*Problem to work on*. For the data below, work out the number of lines containing the string "shoe" and answer with that number only.

-------------------------

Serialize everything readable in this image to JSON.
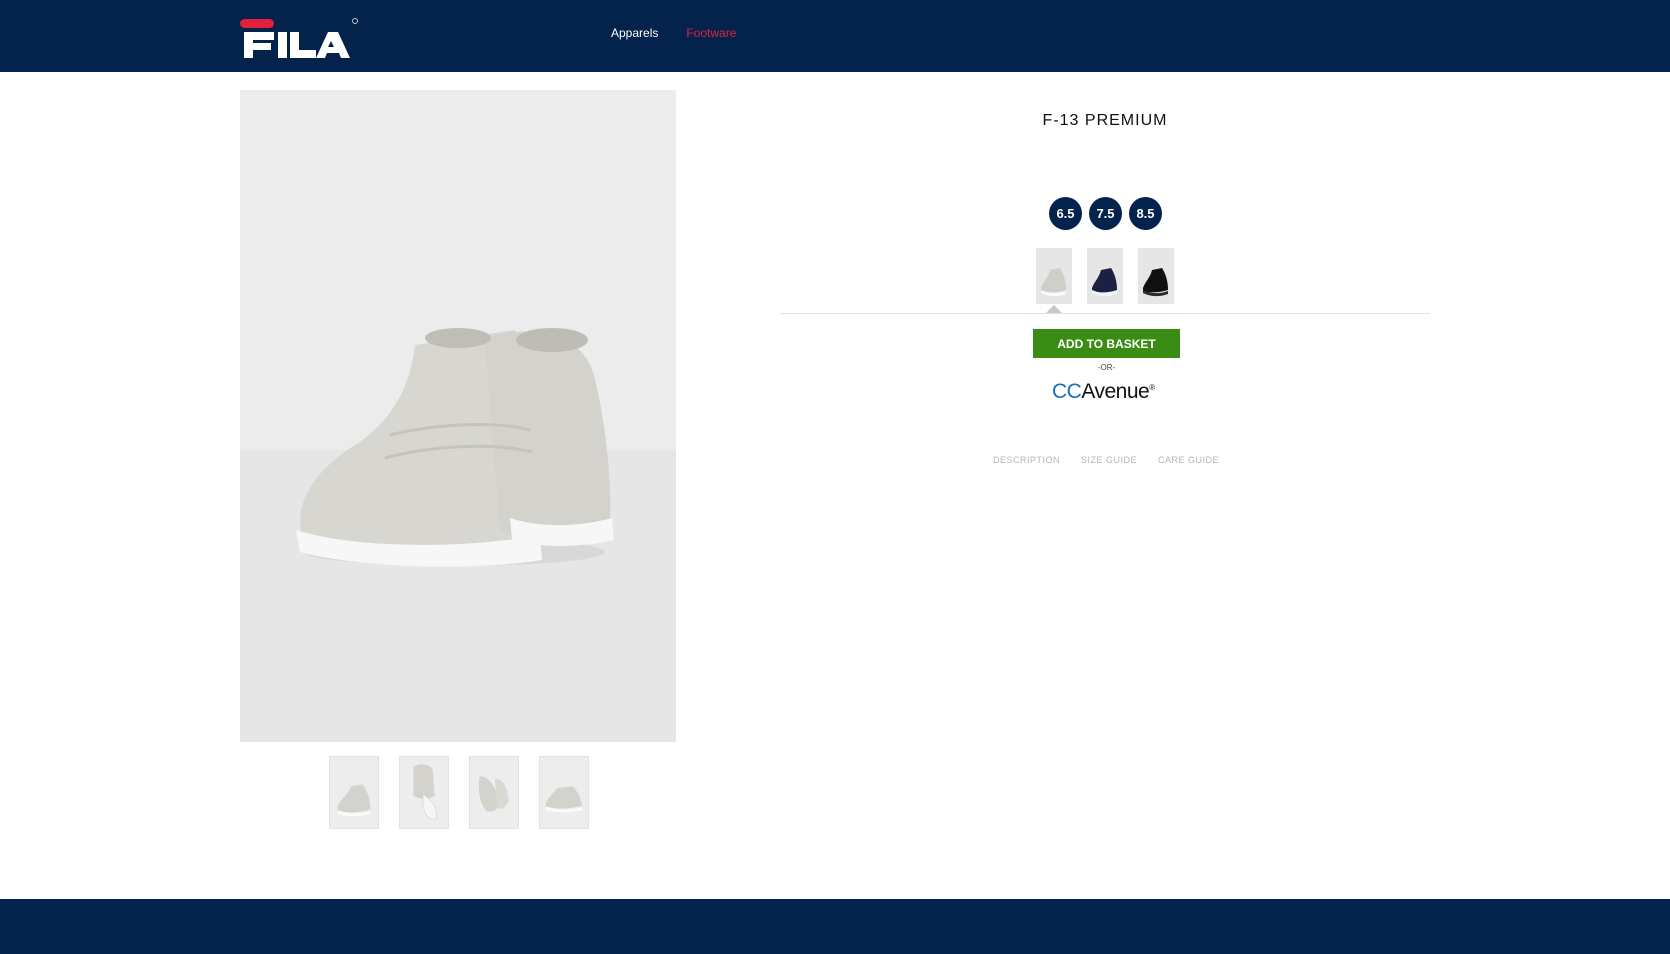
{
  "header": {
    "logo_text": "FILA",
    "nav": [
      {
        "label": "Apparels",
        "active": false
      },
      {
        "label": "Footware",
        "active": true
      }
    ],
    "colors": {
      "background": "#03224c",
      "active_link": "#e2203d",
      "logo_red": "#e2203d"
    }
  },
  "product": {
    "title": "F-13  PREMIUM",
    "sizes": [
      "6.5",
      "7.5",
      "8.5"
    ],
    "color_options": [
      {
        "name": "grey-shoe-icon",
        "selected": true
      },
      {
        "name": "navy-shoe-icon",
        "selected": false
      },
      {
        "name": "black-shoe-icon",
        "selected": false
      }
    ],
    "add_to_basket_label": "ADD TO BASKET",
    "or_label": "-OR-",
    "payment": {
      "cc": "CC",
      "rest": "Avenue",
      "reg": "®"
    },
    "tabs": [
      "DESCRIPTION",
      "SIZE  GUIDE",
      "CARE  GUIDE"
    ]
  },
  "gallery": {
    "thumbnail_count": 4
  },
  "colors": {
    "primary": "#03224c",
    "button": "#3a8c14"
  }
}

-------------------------

*Answer to the problem*. 3